### ABOUT THIS EXERCISE
A faithful copy of the data is the goal; set it down exactly, without the images.

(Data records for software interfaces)
*** Begin section ***
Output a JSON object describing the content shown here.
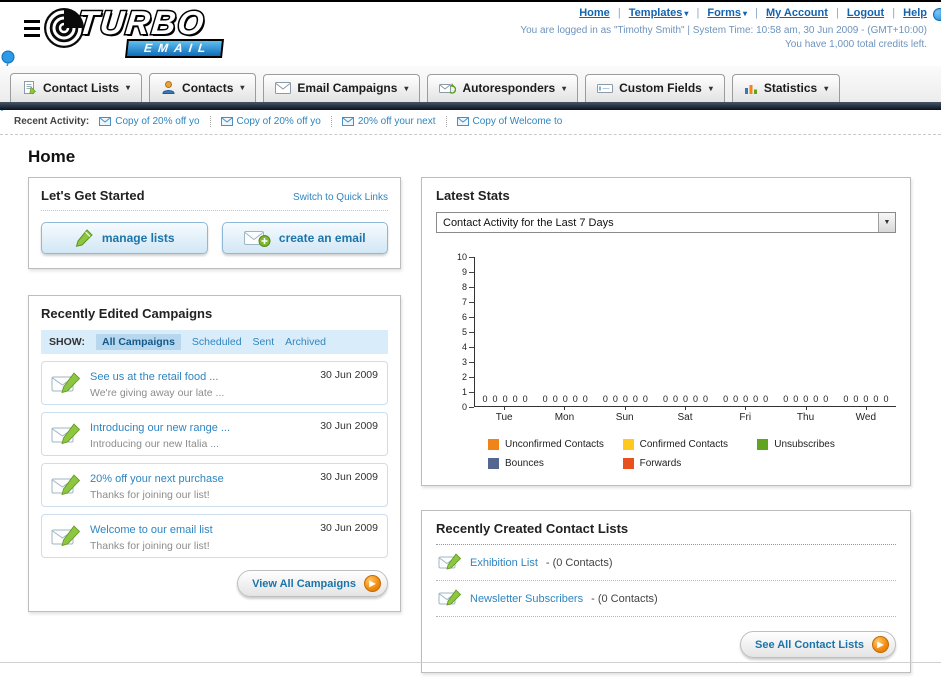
{
  "header": {
    "logo_title": "TURBO",
    "logo_subtitle": "EMAIL",
    "nav_links": [
      "Home",
      "Templates",
      "Forms",
      "My Account",
      "Logout",
      "Help"
    ],
    "login_info": "You are logged in as \"Timothy Smith\" | System Time: 10:58 am, 30 Jun 2009 - (GMT+10:00)",
    "credits_info": "You have 1,000 total credits left."
  },
  "main_nav": {
    "tabs": [
      {
        "label": "Contact Lists"
      },
      {
        "label": "Contacts"
      },
      {
        "label": "Email Campaigns"
      },
      {
        "label": "Autoresponders"
      },
      {
        "label": "Custom Fields"
      },
      {
        "label": "Statistics"
      }
    ]
  },
  "recent_activity": {
    "label": "Recent Activity:",
    "items": [
      "Copy of 20% off yo",
      "Copy of 20% off yo",
      "20% off your next",
      "Copy of Welcome to"
    ]
  },
  "page_title": "Home",
  "get_started": {
    "title": "Let's Get Started",
    "switch_link": "Switch to Quick Links",
    "manage_lists_label": "manage lists",
    "create_email_label": "create an email"
  },
  "campaigns": {
    "title": "Recently Edited Campaigns",
    "show_label": "SHOW:",
    "filters": [
      "All Campaigns",
      "Scheduled",
      "Sent",
      "Archived"
    ],
    "active_filter": "All Campaigns",
    "items": [
      {
        "title": "See us at the retail food ...",
        "subtitle": "We're giving away our late ...",
        "date": "30 Jun 2009"
      },
      {
        "title": "Introducing our new range ...",
        "subtitle": "Introducing our new Italia ...",
        "date": "30 Jun 2009"
      },
      {
        "title": "20% off your next purchase",
        "subtitle": "Thanks for joining our list!",
        "date": "30 Jun 2009"
      },
      {
        "title": "Welcome to our email list",
        "subtitle": "Thanks for joining our list!",
        "date": "30 Jun 2009"
      }
    ],
    "view_all_label": "View All Campaigns"
  },
  "stats": {
    "title": "Latest Stats",
    "dropdown_value": "Contact Activity for the Last 7 Days",
    "chart_data": {
      "type": "bar",
      "title": "Contact Activity for the Last 7 Days",
      "categories": [
        "Tue",
        "Mon",
        "Sun",
        "Sat",
        "Fri",
        "Thu",
        "Wed"
      ],
      "series": [
        {
          "name": "Unconfirmed Contacts",
          "color": "#f08418",
          "values": [
            0,
            0,
            0,
            0,
            0,
            0,
            0
          ]
        },
        {
          "name": "Confirmed Contacts",
          "color": "#ffc91f",
          "values": [
            0,
            0,
            0,
            0,
            0,
            0,
            0
          ]
        },
        {
          "name": "Unsubscribes",
          "color": "#61a51f",
          "values": [
            0,
            0,
            0,
            0,
            0,
            0,
            0
          ]
        },
        {
          "name": "Bounces",
          "color": "#54678f",
          "values": [
            0,
            0,
            0,
            0,
            0,
            0,
            0
          ]
        },
        {
          "name": "Forwards",
          "color": "#e8501f",
          "values": [
            0,
            0,
            0,
            0,
            0,
            0,
            0
          ]
        }
      ],
      "ylim": [
        0,
        10
      ],
      "ytick_step": 1,
      "grid": false,
      "legend_position": "bottom"
    }
  },
  "contact_lists": {
    "title": "Recently Created Contact Lists",
    "items": [
      {
        "name": "Exhibition List",
        "detail": "- (0 Contacts)"
      },
      {
        "name": "Newsletter Subscribers",
        "detail": "- (0 Contacts)"
      }
    ],
    "see_all_label": "See All Contact Lists"
  }
}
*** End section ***
### YOUR SOLUTION
Output a JSON object describing the content shown here.
{
  "header": {
    "logo_title": "TURBO",
    "logo_subtitle": "EMAIL",
    "nav_links": [
      "Home",
      "Templates",
      "Forms",
      "My Account",
      "Logout",
      "Help"
    ],
    "login_info": "You are logged in as \"Timothy Smith\" | System Time: 10:58 am, 30 Jun 2009 - (GMT+10:00)",
    "credits_info": "You have 1,000 total credits left."
  },
  "main_nav": {
    "tabs": [
      {
        "label": "Contact Lists"
      },
      {
        "label": "Contacts"
      },
      {
        "label": "Email Campaigns"
      },
      {
        "label": "Autoresponders"
      },
      {
        "label": "Custom Fields"
      },
      {
        "label": "Statistics"
      }
    ]
  },
  "recent_activity": {
    "label": "Recent Activity:",
    "items": [
      "Copy of 20% off yo",
      "Copy of 20% off yo",
      "20% off your next",
      "Copy of Welcome to"
    ]
  },
  "page_title": "Home",
  "get_started": {
    "title": "Let's Get Started",
    "switch_link": "Switch to Quick Links",
    "manage_lists_label": "manage lists",
    "create_email_label": "create an email"
  },
  "campaigns": {
    "title": "Recently Edited Campaigns",
    "show_label": "SHOW:",
    "filters": [
      "All Campaigns",
      "Scheduled",
      "Sent",
      "Archived"
    ],
    "active_filter": "All Campaigns",
    "items": [
      {
        "title": "See us at the retail food ...",
        "subtitle": "We're giving away our late ...",
        "date": "30 Jun 2009"
      },
      {
        "title": "Introducing our new range ...",
        "subtitle": "Introducing our new Italia ...",
        "date": "30 Jun 2009"
      },
      {
        "title": "20% off your next purchase",
        "subtitle": "Thanks for joining our list!",
        "date": "30 Jun 2009"
      },
      {
        "title": "Welcome to our email list",
        "subtitle": "Thanks for joining our list!",
        "date": "30 Jun 2009"
      }
    ],
    "view_all_label": "View All Campaigns"
  },
  "stats": {
    "title": "Latest Stats",
    "dropdown_value": "Contact Activity for the Last 7 Days",
    "chart_data": {
      "type": "bar",
      "title": "Contact Activity for the Last 7 Days",
      "categories": [
        "Tue",
        "Mon",
        "Sun",
        "Sat",
        "Fri",
        "Thu",
        "Wed"
      ],
      "series": [
        {
          "name": "Unconfirmed Contacts",
          "color": "#f08418",
          "values": [
            0,
            0,
            0,
            0,
            0,
            0,
            0
          ]
        },
        {
          "name": "Confirmed Contacts",
          "color": "#ffc91f",
          "values": [
            0,
            0,
            0,
            0,
            0,
            0,
            0
          ]
        },
        {
          "name": "Unsubscribes",
          "color": "#61a51f",
          "values": [
            0,
            0,
            0,
            0,
            0,
            0,
            0
          ]
        },
        {
          "name": "Bounces",
          "color": "#54678f",
          "values": [
            0,
            0,
            0,
            0,
            0,
            0,
            0
          ]
        },
        {
          "name": "Forwards",
          "color": "#e8501f",
          "values": [
            0,
            0,
            0,
            0,
            0,
            0,
            0
          ]
        }
      ],
      "ylim": [
        0,
        10
      ],
      "ytick_step": 1,
      "grid": false,
      "legend_position": "bottom"
    }
  },
  "contact_lists": {
    "title": "Recently Created Contact Lists",
    "items": [
      {
        "name": "Exhibition List",
        "detail": "- (0 Contacts)"
      },
      {
        "name": "Newsletter Subscribers",
        "detail": "- (0 Contacts)"
      }
    ],
    "see_all_label": "See All Contact Lists"
  }
}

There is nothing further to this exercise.